■ Exercise materials:
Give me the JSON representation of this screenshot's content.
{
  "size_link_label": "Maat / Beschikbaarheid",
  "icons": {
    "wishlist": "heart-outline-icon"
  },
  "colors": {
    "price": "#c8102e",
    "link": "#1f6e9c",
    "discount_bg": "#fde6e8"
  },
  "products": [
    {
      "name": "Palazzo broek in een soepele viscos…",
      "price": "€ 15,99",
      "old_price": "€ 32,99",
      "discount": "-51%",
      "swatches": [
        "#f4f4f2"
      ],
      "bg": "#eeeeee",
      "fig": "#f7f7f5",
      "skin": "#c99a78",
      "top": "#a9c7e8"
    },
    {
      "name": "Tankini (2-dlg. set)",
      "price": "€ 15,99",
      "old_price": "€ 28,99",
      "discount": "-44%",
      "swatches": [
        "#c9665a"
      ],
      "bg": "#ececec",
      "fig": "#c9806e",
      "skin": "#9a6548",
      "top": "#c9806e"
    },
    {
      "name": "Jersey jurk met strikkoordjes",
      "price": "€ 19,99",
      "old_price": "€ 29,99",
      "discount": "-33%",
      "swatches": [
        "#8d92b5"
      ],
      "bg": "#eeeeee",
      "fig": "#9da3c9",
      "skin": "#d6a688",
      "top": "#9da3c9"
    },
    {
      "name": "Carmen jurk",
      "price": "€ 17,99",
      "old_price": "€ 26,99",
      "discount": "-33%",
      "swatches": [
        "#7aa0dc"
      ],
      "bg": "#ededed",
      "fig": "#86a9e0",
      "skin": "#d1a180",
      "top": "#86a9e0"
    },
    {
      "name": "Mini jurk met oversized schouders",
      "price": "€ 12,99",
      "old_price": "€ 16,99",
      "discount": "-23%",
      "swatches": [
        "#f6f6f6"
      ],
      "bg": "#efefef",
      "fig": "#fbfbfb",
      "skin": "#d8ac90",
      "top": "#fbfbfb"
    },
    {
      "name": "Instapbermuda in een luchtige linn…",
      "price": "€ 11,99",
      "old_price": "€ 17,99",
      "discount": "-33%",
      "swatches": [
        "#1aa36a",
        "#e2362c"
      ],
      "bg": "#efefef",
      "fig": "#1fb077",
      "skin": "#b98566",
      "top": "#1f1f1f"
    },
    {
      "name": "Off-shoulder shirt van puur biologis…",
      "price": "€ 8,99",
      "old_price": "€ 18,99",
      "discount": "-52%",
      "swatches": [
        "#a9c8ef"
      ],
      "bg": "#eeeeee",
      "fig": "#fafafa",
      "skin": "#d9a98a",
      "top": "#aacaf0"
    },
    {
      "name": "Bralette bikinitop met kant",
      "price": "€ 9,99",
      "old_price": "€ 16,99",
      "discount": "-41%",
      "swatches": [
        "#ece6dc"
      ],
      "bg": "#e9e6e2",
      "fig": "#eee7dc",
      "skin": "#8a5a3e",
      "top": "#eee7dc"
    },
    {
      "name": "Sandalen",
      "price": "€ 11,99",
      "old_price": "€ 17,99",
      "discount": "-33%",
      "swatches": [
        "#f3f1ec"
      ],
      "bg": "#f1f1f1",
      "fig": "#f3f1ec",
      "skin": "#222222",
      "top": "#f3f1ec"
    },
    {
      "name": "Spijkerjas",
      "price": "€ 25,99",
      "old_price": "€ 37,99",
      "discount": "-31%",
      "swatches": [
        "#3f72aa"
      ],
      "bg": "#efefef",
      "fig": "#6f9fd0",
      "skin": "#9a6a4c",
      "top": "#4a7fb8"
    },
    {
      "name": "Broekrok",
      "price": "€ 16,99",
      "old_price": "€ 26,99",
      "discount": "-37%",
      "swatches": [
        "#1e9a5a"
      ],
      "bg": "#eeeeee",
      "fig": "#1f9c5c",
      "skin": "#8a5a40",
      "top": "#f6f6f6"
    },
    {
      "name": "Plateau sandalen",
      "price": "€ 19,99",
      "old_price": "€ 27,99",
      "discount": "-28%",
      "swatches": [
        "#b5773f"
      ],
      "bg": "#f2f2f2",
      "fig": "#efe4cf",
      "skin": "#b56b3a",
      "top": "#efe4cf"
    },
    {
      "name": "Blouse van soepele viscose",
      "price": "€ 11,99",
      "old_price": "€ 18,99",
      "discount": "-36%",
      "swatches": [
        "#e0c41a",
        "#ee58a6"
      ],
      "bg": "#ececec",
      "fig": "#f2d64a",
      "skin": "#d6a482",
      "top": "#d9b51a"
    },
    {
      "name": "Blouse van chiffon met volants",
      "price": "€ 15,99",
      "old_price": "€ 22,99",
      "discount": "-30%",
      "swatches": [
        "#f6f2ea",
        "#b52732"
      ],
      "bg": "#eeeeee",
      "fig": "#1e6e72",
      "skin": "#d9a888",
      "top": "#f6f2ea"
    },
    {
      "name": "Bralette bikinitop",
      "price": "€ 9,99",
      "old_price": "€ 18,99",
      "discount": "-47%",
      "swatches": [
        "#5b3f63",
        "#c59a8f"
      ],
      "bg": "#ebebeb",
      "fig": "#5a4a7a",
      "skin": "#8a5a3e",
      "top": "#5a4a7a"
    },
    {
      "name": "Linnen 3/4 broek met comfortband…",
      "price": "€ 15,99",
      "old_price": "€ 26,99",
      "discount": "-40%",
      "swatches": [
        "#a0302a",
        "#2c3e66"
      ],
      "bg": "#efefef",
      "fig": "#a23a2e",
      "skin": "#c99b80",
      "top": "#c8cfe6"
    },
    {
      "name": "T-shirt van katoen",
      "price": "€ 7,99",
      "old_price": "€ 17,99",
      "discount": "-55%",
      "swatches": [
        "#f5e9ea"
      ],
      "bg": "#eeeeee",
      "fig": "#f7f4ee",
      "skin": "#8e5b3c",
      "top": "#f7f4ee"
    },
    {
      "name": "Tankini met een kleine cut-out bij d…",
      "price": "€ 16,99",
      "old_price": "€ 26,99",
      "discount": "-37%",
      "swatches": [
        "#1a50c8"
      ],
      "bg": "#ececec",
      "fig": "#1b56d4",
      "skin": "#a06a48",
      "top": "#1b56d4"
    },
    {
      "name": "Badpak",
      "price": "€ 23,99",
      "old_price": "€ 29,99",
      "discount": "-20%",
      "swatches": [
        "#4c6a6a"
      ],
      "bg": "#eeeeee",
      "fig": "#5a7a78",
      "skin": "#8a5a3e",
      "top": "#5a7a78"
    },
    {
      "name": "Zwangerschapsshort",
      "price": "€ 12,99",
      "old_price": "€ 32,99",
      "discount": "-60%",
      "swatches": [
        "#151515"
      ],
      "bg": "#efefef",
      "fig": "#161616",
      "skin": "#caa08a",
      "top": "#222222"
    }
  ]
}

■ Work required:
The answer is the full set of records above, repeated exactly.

■ Solution:
Give me the JSON representation of this screenshot's content.
{
  "size_link_label": "Maat / Beschikbaarheid",
  "icons": {
    "wishlist": "heart-outline-icon"
  },
  "colors": {
    "price": "#c8102e",
    "link": "#1f6e9c",
    "discount_bg": "#fde6e8"
  },
  "products": [
    {
      "name": "Palazzo broek in een soepele viscos…",
      "price": "€ 15,99",
      "old_price": "€ 32,99",
      "discount": "-51%",
      "swatches": [
        "#f4f4f2"
      ],
      "bg": "#eeeeee",
      "fig": "#f7f7f5",
      "skin": "#c99a78",
      "top": "#a9c7e8"
    },
    {
      "name": "Tankini (2-dlg. set)",
      "price": "€ 15,99",
      "old_price": "€ 28,99",
      "discount": "-44%",
      "swatches": [
        "#c9665a"
      ],
      "bg": "#ececec",
      "fig": "#c9806e",
      "skin": "#9a6548",
      "top": "#c9806e"
    },
    {
      "name": "Jersey jurk met strikkoordjes",
      "price": "€ 19,99",
      "old_price": "€ 29,99",
      "discount": "-33%",
      "swatches": [
        "#8d92b5"
      ],
      "bg": "#eeeeee",
      "fig": "#9da3c9",
      "skin": "#d6a688",
      "top": "#9da3c9"
    },
    {
      "name": "Carmen jurk",
      "price": "€ 17,99",
      "old_price": "€ 26,99",
      "discount": "-33%",
      "swatches": [
        "#7aa0dc"
      ],
      "bg": "#ededed",
      "fig": "#86a9e0",
      "skin": "#d1a180",
      "top": "#86a9e0"
    },
    {
      "name": "Mini jurk met oversized schouders",
      "price": "€ 12,99",
      "old_price": "€ 16,99",
      "discount": "-23%",
      "swatches": [
        "#f6f6f6"
      ],
      "bg": "#efefef",
      "fig": "#fbfbfb",
      "skin": "#d8ac90",
      "top": "#fbfbfb"
    },
    {
      "name": "Instapbermuda in een luchtige linn…",
      "price": "€ 11,99",
      "old_price": "€ 17,99",
      "discount": "-33%",
      "swatches": [
        "#1aa36a",
        "#e2362c"
      ],
      "bg": "#efefef",
      "fig": "#1fb077",
      "skin": "#b98566",
      "top": "#1f1f1f"
    },
    {
      "name": "Off-shoulder shirt van puur biologis…",
      "price": "€ 8,99",
      "old_price": "€ 18,99",
      "discount": "-52%",
      "swatches": [
        "#a9c8ef"
      ],
      "bg": "#eeeeee",
      "fig": "#fafafa",
      "skin": "#d9a98a",
      "top": "#aacaf0"
    },
    {
      "name": "Bralette bikinitop met kant",
      "price": "€ 9,99",
      "old_price": "€ 16,99",
      "discount": "-41%",
      "swatches": [
        "#ece6dc"
      ],
      "bg": "#e9e6e2",
      "fig": "#eee7dc",
      "skin": "#8a5a3e",
      "top": "#eee7dc"
    },
    {
      "name": "Sandalen",
      "price": "€ 11,99",
      "old_price": "€ 17,99",
      "discount": "-33%",
      "swatches": [
        "#f3f1ec"
      ],
      "bg": "#f1f1f1",
      "fig": "#f3f1ec",
      "skin": "#222222",
      "top": "#f3f1ec"
    },
    {
      "name": "Spijkerjas",
      "price": "€ 25,99",
      "old_price": "€ 37,99",
      "discount": "-31%",
      "swatches": [
        "#3f72aa"
      ],
      "bg": "#efefef",
      "fig": "#6f9fd0",
      "skin": "#9a6a4c",
      "top": "#4a7fb8"
    },
    {
      "name": "Broekrok",
      "price": "€ 16,99",
      "old_price": "€ 26,99",
      "discount": "-37%",
      "swatches": [
        "#1e9a5a"
      ],
      "bg": "#eeeeee",
      "fig": "#1f9c5c",
      "skin": "#8a5a40",
      "top": "#f6f6f6"
    },
    {
      "name": "Plateau sandalen",
      "price": "€ 19,99",
      "old_price": "€ 27,99",
      "discount": "-28%",
      "swatches": [
        "#b5773f"
      ],
      "bg": "#f2f2f2",
      "fig": "#efe4cf",
      "skin": "#b56b3a",
      "top": "#efe4cf"
    },
    {
      "name": "Blouse van soepele viscose",
      "price": "€ 11,99",
      "old_price": "€ 18,99",
      "discount": "-36%",
      "swatches": [
        "#e0c41a",
        "#ee58a6"
      ],
      "bg": "#ececec",
      "fig": "#f2d64a",
      "skin": "#d6a482",
      "top": "#d9b51a"
    },
    {
      "name": "Blouse van chiffon met volants",
      "price": "€ 15,99",
      "old_price": "€ 22,99",
      "discount": "-30%",
      "swatches": [
        "#f6f2ea",
        "#b52732"
      ],
      "bg": "#eeeeee",
      "fig": "#1e6e72",
      "skin": "#d9a888",
      "top": "#f6f2ea"
    },
    {
      "name": "Bralette bikinitop",
      "price": "€ 9,99",
      "old_price": "€ 18,99",
      "discount": "-47%",
      "swatches": [
        "#5b3f63",
        "#c59a8f"
      ],
      "bg": "#ebebeb",
      "fig": "#5a4a7a",
      "skin": "#8a5a3e",
      "top": "#5a4a7a"
    },
    {
      "name": "Linnen 3/4 broek met comfortband…",
      "price": "€ 15,99",
      "old_price": "€ 26,99",
      "discount": "-40%",
      "swatches": [
        "#a0302a",
        "#2c3e66"
      ],
      "bg": "#efefef",
      "fig": "#a23a2e",
      "skin": "#c99b80",
      "top": "#c8cfe6"
    },
    {
      "name": "T-shirt van katoen",
      "price": "€ 7,99",
      "old_price": "€ 17,99",
      "discount": "-55%",
      "swatches": [
        "#f5e9ea"
      ],
      "bg": "#eeeeee",
      "fig": "#f7f4ee",
      "skin": "#8e5b3c",
      "top": "#f7f4ee"
    },
    {
      "name": "Tankini met een kleine cut-out bij d…",
      "price": "€ 16,99",
      "old_price": "€ 26,99",
      "discount": "-37%",
      "swatches": [
        "#1a50c8"
      ],
      "bg": "#ececec",
      "fig": "#1b56d4",
      "skin": "#a06a48",
      "top": "#1b56d4"
    },
    {
      "name": "Badpak",
      "price": "€ 23,99",
      "old_price": "€ 29,99",
      "discount": "-20%",
      "swatches": [
        "#4c6a6a"
      ],
      "bg": "#eeeeee",
      "fig": "#5a7a78",
      "skin": "#8a5a3e",
      "top": "#5a7a78"
    },
    {
      "name": "Zwangerschapsshort",
      "price": "€ 12,99",
      "old_price": "€ 32,99",
      "discount": "-60%",
      "swatches": [
        "#151515"
      ],
      "bg": "#efefef",
      "fig": "#161616",
      "skin": "#caa08a",
      "top": "#222222"
    }
  ]
}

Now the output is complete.